The PCL‐R has been heralded as the ‘unparalleled’ (Salekin et al, 1996) risk assessment tool for assessing risk of violent and non‐violent recidivism. In the UK, the PCL‐R…
The PCL‐R has been heralded as the ‘unparalleled’ (Salekin et al, 1996) risk assessment tool for assessing risk of violent and non‐violent recidivism. In the UK, the PCL‐R looks likely to become an industry standard assessment in psychological evaluation of individuals thought to have a dangerous and severe personality disorder. However, current knowledge about the PCL‐R is unsatisfactory, and a number of issues need to be addressed before clinicians can be confident in the use of this measure. This paper highlights these issues from the perspective of the practising clinician. Questions are raised about the theoretical, methodological and treatment implications of the use of the PCL‐R. Future research needs are established in this context of caution over the use of the measure in routine clinical and academic assessment.
An increase in the number of disruptive and violent events on college and university campuses instigated this review of the methods used to interrupt the trend, with the…
An increase in the number of disruptive and violent events on college and university campuses instigated this review of the methods used to interrupt the trend, with the goal of identifying a preliminary model for systematic management of such threats. The intent is to instigate research, review and discussion in order to decrease the number and severity of threatening incidents on college campuses.
Thorough review of plans from primary and secondary education, plans in use in higher education, literature on risk and threat assessment, literature on “whistle blowers”, and of violent events on college campuses was used to construct a model.
It was found that, in terms of managing and reducing threats to people who study, live and work in post‐secondary educational institutions, insufficient attention has been given to the unique needs of this setting and therefore efforts to mitigate threats have been insufficient. The investigation resulted in the development of a model of assessment and management of threats on university and college campuses.
College campus threat assessment research is very much in its infancy and will certainly develop over time. This paper is the first step in an effort to develop and ultimately test the plausibility of a model. Future research should be pursued to determinewhether the model holds up under a majority of situations on college campuses. Those involved in threat mitigation in university settings should be queried to determine their agreement with the proposed framework and for assistance in refining it.

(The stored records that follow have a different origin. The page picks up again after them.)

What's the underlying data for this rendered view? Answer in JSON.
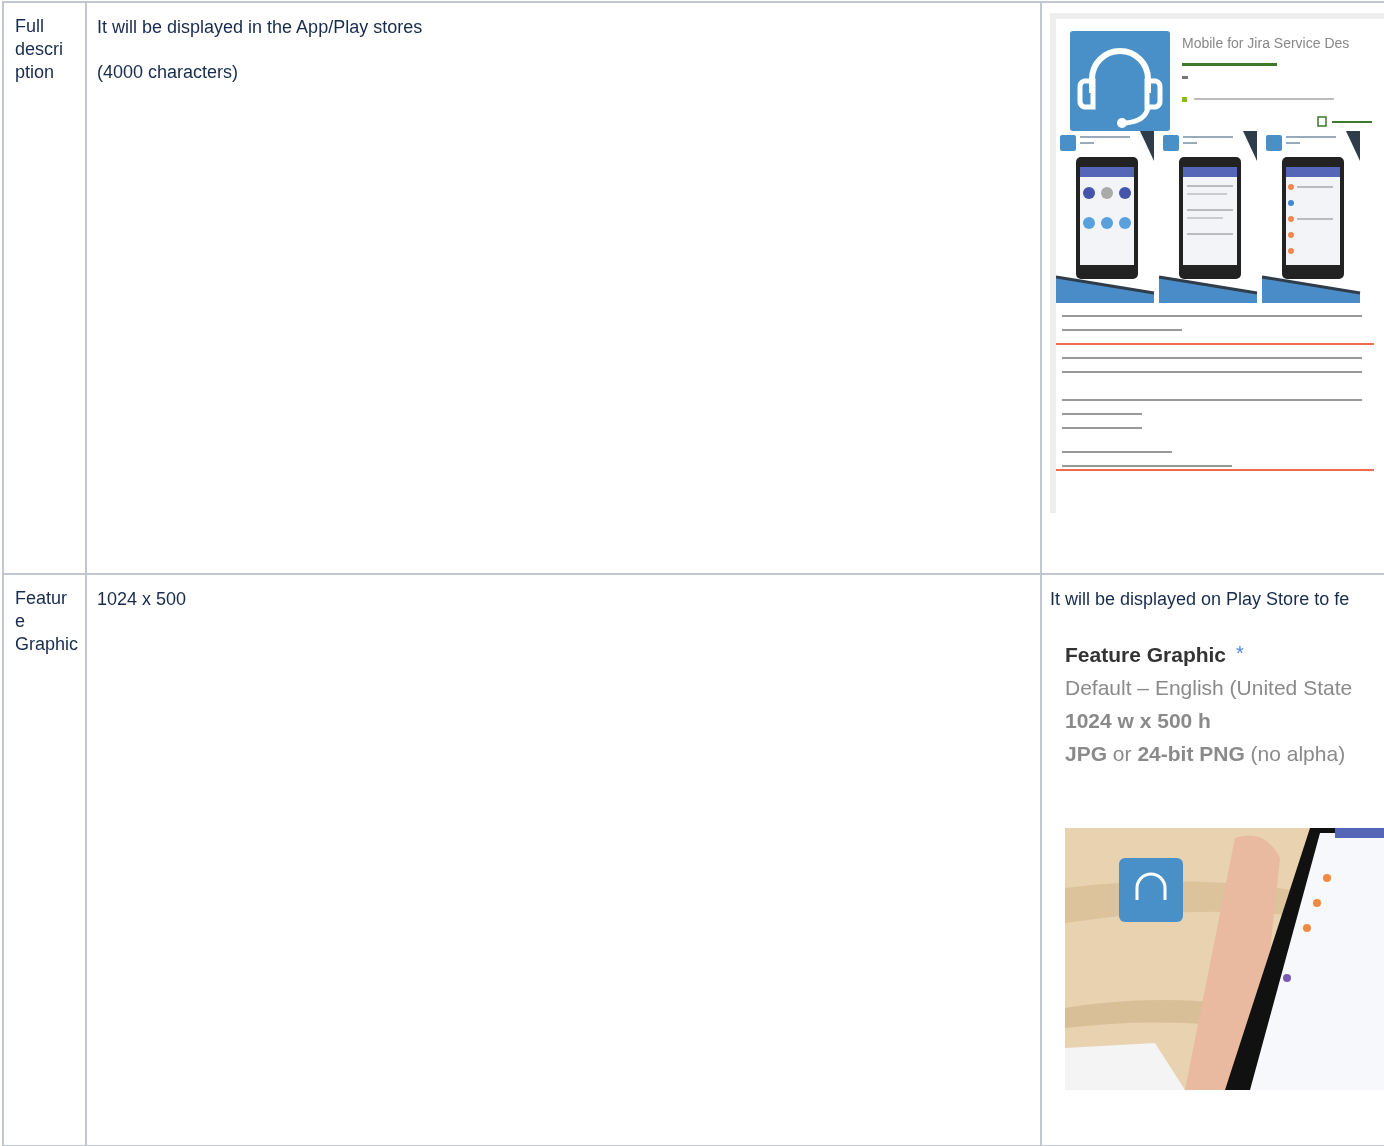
{
  "table": {
    "rows": [
      {
        "label_lines": [
          "Full",
          "descri",
          "ption"
        ],
        "text_lines": [
          "It will be displayed in the App/Play stores",
          "(4000 characters)"
        ],
        "example": {
          "kind": "store_listing",
          "app_title": "Mobile for Jira Service Des"
        }
      },
      {
        "label_lines": [
          "Featur",
          "e",
          "Graphic"
        ],
        "text_lines": [
          "1024 x 500"
        ],
        "example": {
          "kind": "graphic_spec",
          "caption": "It will be displayed on Play Store to fe",
          "spec_title": "Feature Graphic",
          "required_mark": "*",
          "spec_lines": [
            "Default – English (United State",
            "**1024 w x 500 h**",
            "**JPG** or **24-bit PNG** (no alpha)"
          ]
        }
      }
    ]
  }
}
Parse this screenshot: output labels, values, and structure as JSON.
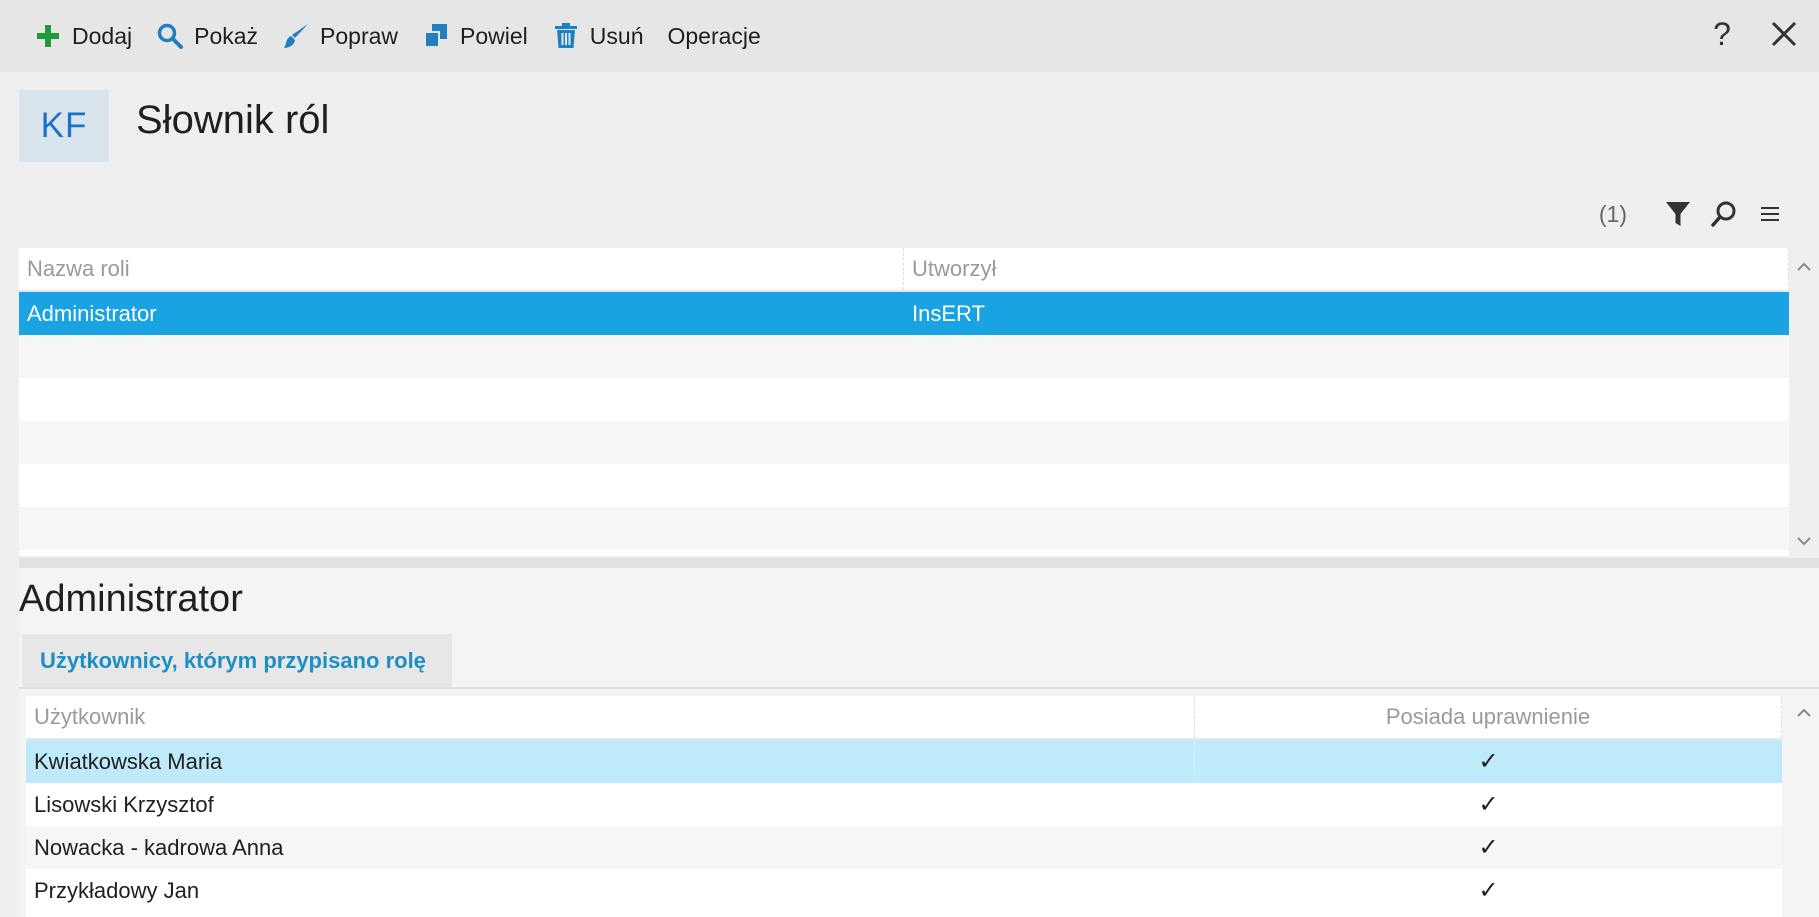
{
  "toolbar": {
    "buttons": [
      {
        "label": "Dodaj",
        "icon": "plus-icon"
      },
      {
        "label": "Pokaż",
        "icon": "search-icon"
      },
      {
        "label": "Popraw",
        "icon": "brush-icon"
      },
      {
        "label": "Powiel",
        "icon": "duplicate-icon"
      },
      {
        "label": "Usuń",
        "icon": "trash-icon"
      },
      {
        "label": "Operacje",
        "icon": ""
      }
    ],
    "help_label": "?"
  },
  "header": {
    "logo": "KF",
    "title": "Słownik ról"
  },
  "grid_tools": {
    "count": "(1)"
  },
  "roles_grid": {
    "columns": [
      "Nazwa roli",
      "Utworzył"
    ],
    "rows": [
      {
        "name": "Administrator",
        "created_by": "InsERT"
      }
    ]
  },
  "details": {
    "title": "Administrator",
    "tab_label": "Użytkownicy, którym przypisano rolę",
    "users_grid": {
      "columns": [
        "Użytkownik",
        "Posiada uprawnienie"
      ],
      "rows": [
        {
          "user": "Kwiatkowska Maria",
          "has_permission": "✓"
        },
        {
          "user": "Lisowski Krzysztof",
          "has_permission": "✓"
        },
        {
          "user": "Nowacka - kadrowa Anna",
          "has_permission": "✓"
        },
        {
          "user": "Przykładowy Jan",
          "has_permission": "✓"
        }
      ]
    }
  },
  "colors": {
    "accent": "#1aa3e3",
    "row_highlight": "#bfeafa",
    "tab_text": "#1c8fc4",
    "plus_icon": "#1f9a3a",
    "tool_icon": "#1f7fc1"
  }
}
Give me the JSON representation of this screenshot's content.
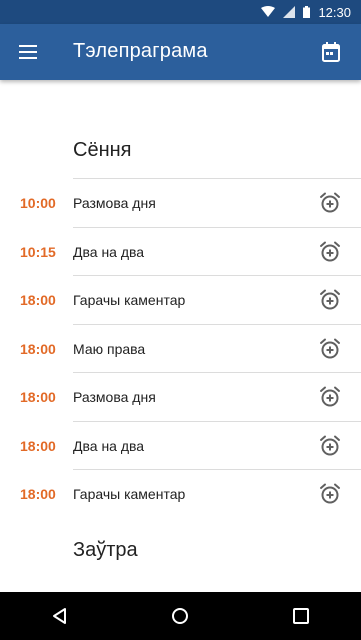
{
  "status_bar": {
    "time": "12:30"
  },
  "app_bar": {
    "title": "Тэлепраграма"
  },
  "today": {
    "title": "Сёння",
    "items": [
      {
        "time": "10:00",
        "name": "Размова дня"
      },
      {
        "time": "10:15",
        "name": "Два на два"
      },
      {
        "time": "18:00",
        "name": "Гарачы каментар"
      },
      {
        "time": "18:00",
        "name": "Маю права"
      },
      {
        "time": "18:00",
        "name": "Размова дня"
      },
      {
        "time": "18:00",
        "name": "Два на два"
      },
      {
        "time": "18:00",
        "name": "Гарачы каментар"
      }
    ]
  },
  "tomorrow": {
    "title": "Заўтра"
  },
  "colors": {
    "app_bar": "#2c5f9c",
    "status_bar": "#1e4a7f",
    "time_accent": "#e26a27"
  }
}
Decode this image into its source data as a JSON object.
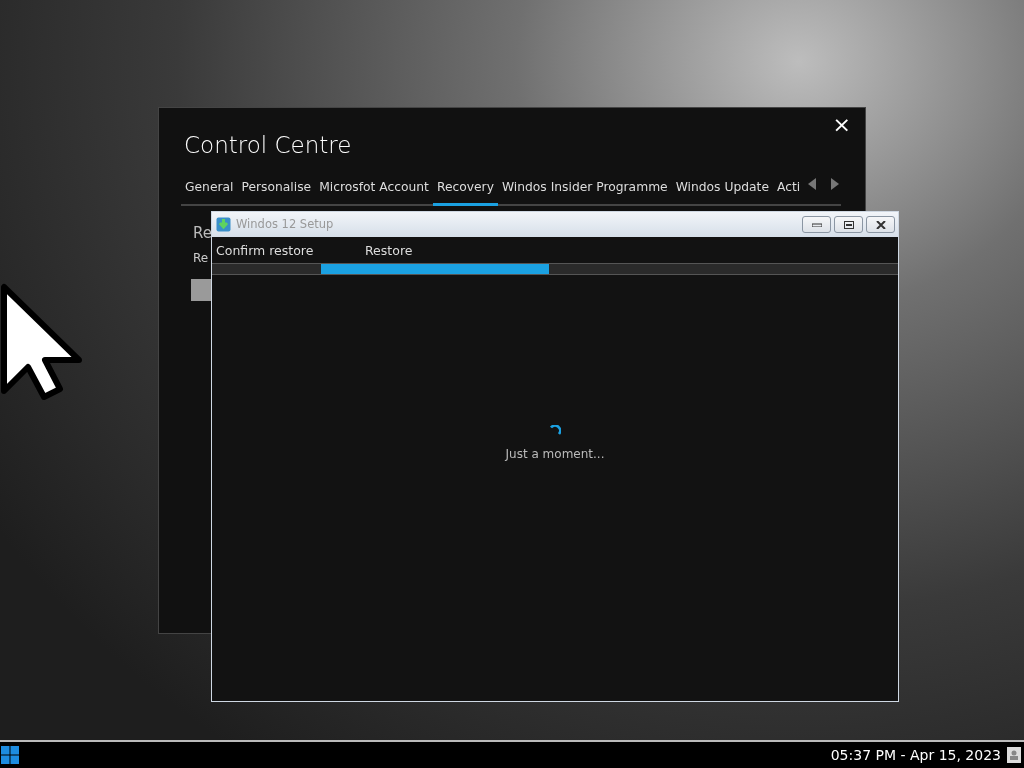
{
  "control_centre": {
    "title": "Control Centre",
    "close": "×",
    "tabs": [
      {
        "label": "General",
        "selected": false
      },
      {
        "label": "Personalise",
        "selected": false
      },
      {
        "label": "Microsfot Account",
        "selected": false
      },
      {
        "label": "Recovery",
        "selected": true
      },
      {
        "label": "Windos Insider Programme",
        "selected": false
      },
      {
        "label": "Windos Update",
        "selected": false
      },
      {
        "label": "Acti",
        "selected": false
      }
    ],
    "section_heading": "Re",
    "section_text": "Re"
  },
  "setup_window": {
    "title": "Windos 12 Setup",
    "steps": [
      {
        "label": "Confirm restore",
        "selected": false
      },
      {
        "label": "Restore",
        "selected": true
      }
    ],
    "status": "Just a moment..."
  },
  "taskbar": {
    "clock": "05:37 PM - Apr 15, 2023"
  }
}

This paper presents suggestions for the systematic management of threats and mitigation in university settings.
The monograph argues that American racism has two colours (white and black), not one; and that each racism dresses itself not in one clothing, but in four: (1) “Minimal” negative, when one race considers another race inferior to itself in degree, but not in nature; (2) “Maximal” negative, when one race regards another as inherently inferior; (3) “Minimal” positive, when one race elevates another race to a superior status in degree, but not in nature; and (4) “Maximal” positive, when one race believes that the other race is genetically superior. The monograph maintains that the needs of capitalism created black slavery; that black slavery produced white racism as a justification for black slavery; and that black racism is a backlash of white racism. The monograph concludes that the abolition of black slavery and the civil rights movement destroyed the social and political ground for white and black racism, while the modern development of capitalism is demolishing their economic and intellectual ground.